*TASK TO COMPLETE*: Quote all entries in full, exactly.

Source records:
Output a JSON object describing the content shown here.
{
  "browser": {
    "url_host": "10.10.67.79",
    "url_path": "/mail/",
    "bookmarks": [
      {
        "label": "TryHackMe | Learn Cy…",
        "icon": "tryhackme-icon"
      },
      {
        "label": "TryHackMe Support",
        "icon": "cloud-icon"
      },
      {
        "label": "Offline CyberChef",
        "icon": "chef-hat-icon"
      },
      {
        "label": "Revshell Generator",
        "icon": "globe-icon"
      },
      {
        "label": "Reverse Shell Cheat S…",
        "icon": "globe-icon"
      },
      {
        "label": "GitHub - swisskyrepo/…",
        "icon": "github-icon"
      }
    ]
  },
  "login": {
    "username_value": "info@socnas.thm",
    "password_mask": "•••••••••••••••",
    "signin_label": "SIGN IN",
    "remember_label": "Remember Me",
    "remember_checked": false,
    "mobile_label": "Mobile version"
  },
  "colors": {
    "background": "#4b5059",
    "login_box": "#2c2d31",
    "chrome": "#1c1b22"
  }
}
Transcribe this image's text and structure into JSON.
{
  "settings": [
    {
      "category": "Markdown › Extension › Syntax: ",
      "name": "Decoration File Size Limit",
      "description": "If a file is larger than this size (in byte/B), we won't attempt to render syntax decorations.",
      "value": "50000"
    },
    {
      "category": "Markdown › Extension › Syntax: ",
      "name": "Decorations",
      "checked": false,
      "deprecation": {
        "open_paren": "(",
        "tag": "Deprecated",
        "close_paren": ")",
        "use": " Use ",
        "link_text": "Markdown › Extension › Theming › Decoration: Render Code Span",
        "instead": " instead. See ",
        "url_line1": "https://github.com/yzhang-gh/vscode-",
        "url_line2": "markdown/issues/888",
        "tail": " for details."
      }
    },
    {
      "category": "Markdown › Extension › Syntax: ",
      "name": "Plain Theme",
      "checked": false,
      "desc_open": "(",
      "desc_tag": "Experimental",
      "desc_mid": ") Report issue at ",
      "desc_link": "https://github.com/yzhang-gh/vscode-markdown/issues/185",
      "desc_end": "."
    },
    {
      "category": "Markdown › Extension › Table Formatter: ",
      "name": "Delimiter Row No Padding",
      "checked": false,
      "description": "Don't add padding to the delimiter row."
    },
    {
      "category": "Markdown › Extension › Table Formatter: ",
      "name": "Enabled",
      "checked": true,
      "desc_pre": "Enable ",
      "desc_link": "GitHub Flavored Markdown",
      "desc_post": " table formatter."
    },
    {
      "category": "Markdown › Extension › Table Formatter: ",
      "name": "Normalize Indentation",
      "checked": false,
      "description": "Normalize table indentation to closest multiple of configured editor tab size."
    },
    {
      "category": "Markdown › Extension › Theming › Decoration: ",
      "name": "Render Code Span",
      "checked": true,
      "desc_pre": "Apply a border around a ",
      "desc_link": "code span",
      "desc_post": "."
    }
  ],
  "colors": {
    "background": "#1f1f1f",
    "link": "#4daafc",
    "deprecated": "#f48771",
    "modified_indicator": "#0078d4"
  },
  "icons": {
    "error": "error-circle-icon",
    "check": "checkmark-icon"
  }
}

*SOLUTION FOR THIS PROBLEM*:
Output a JSON object describing the content shown here.
{
  "browser": {
    "url_host": "10.10.67.79",
    "url_path": "/mail/",
    "bookmarks": [
      {
        "label": "TryHackMe | Learn Cy…",
        "icon": "tryhackme-icon"
      },
      {
        "label": "TryHackMe Support",
        "icon": "cloud-icon"
      },
      {
        "label": "Offline CyberChef",
        "icon": "chef-hat-icon"
      },
      {
        "label": "Revshell Generator",
        "icon": "globe-icon"
      },
      {
        "label": "Reverse Shell Cheat S…",
        "icon": "globe-icon"
      },
      {
        "label": "GitHub - swisskyrepo/…",
        "icon": "github-icon"
      }
    ]
  },
  "login": {
    "username_value": "info@socnas.thm",
    "password_mask": "•••••••••••••••",
    "signin_label": "SIGN IN",
    "remember_label": "Remember Me",
    "remember_checked": false,
    "mobile_label": "Mobile version"
  },
  "colors": {
    "background": "#4b5059",
    "login_box": "#2c2d31",
    "chrome": "#1c1b22"
  }
}
Transcribe this image's text and structure into JSON.
{
  "settings": [
    {
      "category": "Markdown › Extension › Syntax: ",
      "name": "Decoration File Size Limit",
      "description": "If a file is larger than this size (in byte/B), we won't attempt to render syntax decorations.",
      "value": "50000"
    },
    {
      "category": "Markdown › Extension › Syntax: ",
      "name": "Decorations",
      "checked": false,
      "deprecation": {
        "open_paren": "(",
        "tag": "Deprecated",
        "close_paren": ")",
        "use": " Use ",
        "link_text": "Markdown › Extension › Theming › Decoration: Render Code Span",
        "instead": " instead. See ",
        "url_line1": "https://github.com/yzhang-gh/vscode-",
        "url_line2": "markdown/issues/888",
        "tail": " for details."
      }
    },
    {
      "category": "Markdown › Extension › Syntax: ",
      "name": "Plain Theme",
      "checked": false,
      "desc_open": "(",
      "desc_tag": "Experimental",
      "desc_mid": ") Report issue at ",
      "desc_link": "https://github.com/yzhang-gh/vscode-markdown/issues/185",
      "desc_end": "."
    },
    {
      "category": "Markdown › Extension › Table Formatter: ",
      "name": "Delimiter Row No Padding",
      "checked": false,
      "description": "Don't add padding to the delimiter row."
    },
    {
      "category": "Markdown › Extension › Table Formatter: ",
      "name": "Enabled",
      "checked": true,
      "desc_pre": "Enable ",
      "desc_link": "GitHub Flavored Markdown",
      "desc_post": " table formatter."
    },
    {
      "category": "Markdown › Extension › Table Formatter: ",
      "name": "Normalize Indentation",
      "checked": false,
      "description": "Normalize table indentation to closest multiple of configured editor tab size."
    },
    {
      "category": "Markdown › Extension › Theming › Decoration: ",
      "name": "Render Code Span",
      "checked": true,
      "desc_pre": "Apply a border around a ",
      "desc_link": "code span",
      "desc_post": "."
    }
  ],
  "colors": {
    "background": "#1f1f1f",
    "link": "#4daafc",
    "deprecated": "#f48771",
    "modified_indicator": "#0078d4"
  },
  "icons": {
    "error": "error-circle-icon",
    "check": "checkmark-icon"
  }
}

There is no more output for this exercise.